“Main belt asteroids, while they’re fun to discover, they’re kind of a dime a dozen,” he said.
He often leaves the dinner table for the laundry room, where he’s off to save the world again.
Among his accomplishments, Hug also discovered a comet, an icy dirtball that formed in the outer solar system, with a fellow club member, Graham Bell. Now known as Comet Hug-Bell 178P, it’s a faint comet whose orbit is determined by the gravitational pull of Jupiter and returns every seven years.
Small world of astronomy
Stephens has accolades, too, (as well as a namesake asteroid), but some of the highlights of his asteroid hunts have been the special people he’s met along the way.
Bob Stephens photographs the starry night sky over the Mojave Desert in California.
Credit: Bob Stephens
In 2010, he was in Northern Chile at the Cerro Tololo Inter-American Observatory with astronomer Linda French when they spotted 878 Mildred, a main-belt asteroid that became famous for getting lost. The asteroid was discovered in 1916 by astronomers Seth Nicholson and Harlow Shapley, who named the rock after his then infant daughter, Mildred.
Mildred, the asteroid, was rediscovered 75 years later in 1991.
Stephens did a “light curve” on the asteroid, which plots its brightness as it sails through space. Such an analysis can reveal whether an asteroid is alone or has something else orbiting it, how fast it’s rotating, and whether it’s solid or a loose pile of rubble. A paper published on the analysis stated that the asteroid is part of the “Mildred family,” a subgroup of objects composed of perhaps 1,200 members.
Mildred, the person, had not gone off the grid.
Through connections in the tight-knit astronomy community, Stephens learned that Mildred, the person, had not gone off the grid like her asteroid. He sent her a letter with a copy of the paper.
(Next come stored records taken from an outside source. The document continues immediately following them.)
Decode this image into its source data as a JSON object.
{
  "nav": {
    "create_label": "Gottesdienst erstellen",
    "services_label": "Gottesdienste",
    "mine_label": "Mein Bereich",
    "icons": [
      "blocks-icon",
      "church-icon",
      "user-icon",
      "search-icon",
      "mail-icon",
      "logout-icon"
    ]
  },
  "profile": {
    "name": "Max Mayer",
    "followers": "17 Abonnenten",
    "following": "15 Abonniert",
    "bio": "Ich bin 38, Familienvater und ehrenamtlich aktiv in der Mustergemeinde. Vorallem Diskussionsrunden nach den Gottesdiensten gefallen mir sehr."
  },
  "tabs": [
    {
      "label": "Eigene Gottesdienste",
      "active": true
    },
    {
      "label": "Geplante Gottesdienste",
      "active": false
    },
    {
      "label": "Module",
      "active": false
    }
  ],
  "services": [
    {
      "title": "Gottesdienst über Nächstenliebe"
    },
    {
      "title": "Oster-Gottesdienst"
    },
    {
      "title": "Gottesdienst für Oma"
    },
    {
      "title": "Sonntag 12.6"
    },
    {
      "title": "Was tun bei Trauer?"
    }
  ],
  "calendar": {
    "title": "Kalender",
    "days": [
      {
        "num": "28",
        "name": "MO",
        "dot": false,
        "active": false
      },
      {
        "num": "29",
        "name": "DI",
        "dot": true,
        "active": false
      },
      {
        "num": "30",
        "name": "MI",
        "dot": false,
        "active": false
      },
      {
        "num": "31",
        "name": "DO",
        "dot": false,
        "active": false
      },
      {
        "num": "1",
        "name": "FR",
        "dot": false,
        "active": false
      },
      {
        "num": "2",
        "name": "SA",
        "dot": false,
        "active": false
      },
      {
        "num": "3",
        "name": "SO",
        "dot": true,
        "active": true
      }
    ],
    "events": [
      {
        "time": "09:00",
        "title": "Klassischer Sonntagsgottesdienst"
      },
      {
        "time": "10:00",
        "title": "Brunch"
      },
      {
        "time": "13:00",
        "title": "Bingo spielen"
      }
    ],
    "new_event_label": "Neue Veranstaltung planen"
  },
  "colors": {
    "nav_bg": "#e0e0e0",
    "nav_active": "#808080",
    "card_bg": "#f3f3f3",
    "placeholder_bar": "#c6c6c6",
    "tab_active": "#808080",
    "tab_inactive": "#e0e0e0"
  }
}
Mildred Shapley Matthews had apparently followed in her parents’ footsteps, becoming a writer and editor of astronomy books.
“I’m shocked upon reading your paper to learn that I have a family,” the nonagenarian wrote in a letter back to him. “Shows how far behind I have slipped while science marches on.”
Stephens later met her in person for lunch to talk shop.
“It’s things like that which are more fun than even the supposed discoveries,” he said.